As promised, another EMS-related post.

Imagine yourself the first to arrive on the scene of a bus accident when you’re driving on your next road-trip vacation. Patients (limp, crawling, walking) are strewn about the street next to the over-turned vehicle, and you can see another dozen or so more people inside–some moving, some screaming, others not doing either. What do you do?

Less likely for one of us, but still possible. Not highly likely for one of our EMS colleagues, but still more so possible. In New York City, EMS responds to a large number of mass casualty incidents, or MCIs. In our city, EMS declares an MCI and creates a leadership structure (filling jobs within a sector called the “medical branch”) for just about every structural fire and large incident. This allows them to practice the mechanics of a complicated incident management system, practice triage, and practice prioritizing transport resources to various hospitals. It doesn’t seem as complicated when you’re the recipient of just a few injuries from a fire scene, or motor vehicle accident, but there is a coordinated response to each of these, with a high degree of sophistication.

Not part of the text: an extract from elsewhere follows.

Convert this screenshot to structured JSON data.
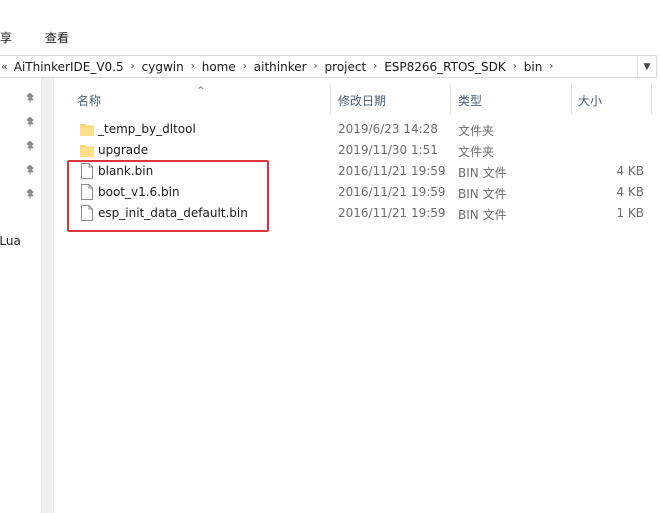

This post will focus on START Triage (Simple Triage And Rapid Treatment), one system used to prioritize patients in an MCI. There are four basic categories. (In NYC, FDNY EMS uses a fifth category, more on that at the end.)

  1. Deceased (black)
  2. Immediate (red)
  3. Delayed (yellow)
  4. Walking Wounded (green)

When approaching a scene of the mass casualty incident, the first step is to identify the least sick patients and move them to a designated area. Start with “EVERYONE WHO CAN WALK, GET UP AND WALK TO THE SIDE OF THAT FIRE TRUCK!” They are your green-tag, walking wounded patients. They’re called tags, by the way, because you need to actually put a tag on them.

Next, use the mnemonic RPM for Respiration, Pulse, Mental status to assess patients who cannot hear you, listen to you, and physically get up and walk. It should take no more than 30 seconds to triage a patient. If they are not breathing, reposition their airway once. If they are still not breathing –> black tag, they are deceased. (Yes, they may potentially have a pulse, but not for long. This is a scenario of finding the most salvageable patients among many with your limited resources.)

Assess their breathing rate (if greater than 30, i.e. they are noticeably tachypneic or in respiratory distress –> red tag) and their pulse rate (if greater than 100, i.e. palpably very fast –> red tag).

If both of those feel normal, ask them to do something simple for you, like “SHOW ME TWO FINGERS!” If they cannot follow commands –> red tag. If they have normal pulse and respiratory rates, and they can follow your commands –> yellow tag.

In NYC, FDNY EMS uses a fifth category (follow that link for a good flow chart) to capture patients who may require immediate treatment, but may not be identified as red tags in the START system mainly designed for traumatic injuries. Take for example a person rescued from a fire who has a HR 92, RR 20, and is walking and able to follow your commands, but he’s elderly appearing and clutching his chest with pain. He becomes an orange tag, for urgent transport (i.e. at the discretion of the transport officer, they will be prioritized among the red-tag patients, and before the yellow-tag patients.

There is some nuance here. Pediatric patients are treated a bit differently with this system, and the incident command system can create some variation to how to prioritize patients (imagine adding the requirement for decontamination if this bus accident also had a Hazardous Materials, or HazMat, component). Now you may have a greater understanding why a patient has the color tag attached to them when they come from a fire scene or larger incident. If you’re the first doctor outside in the ambulance bay triaging patients before they come inside, this is a good system to keep in mind.

May 2024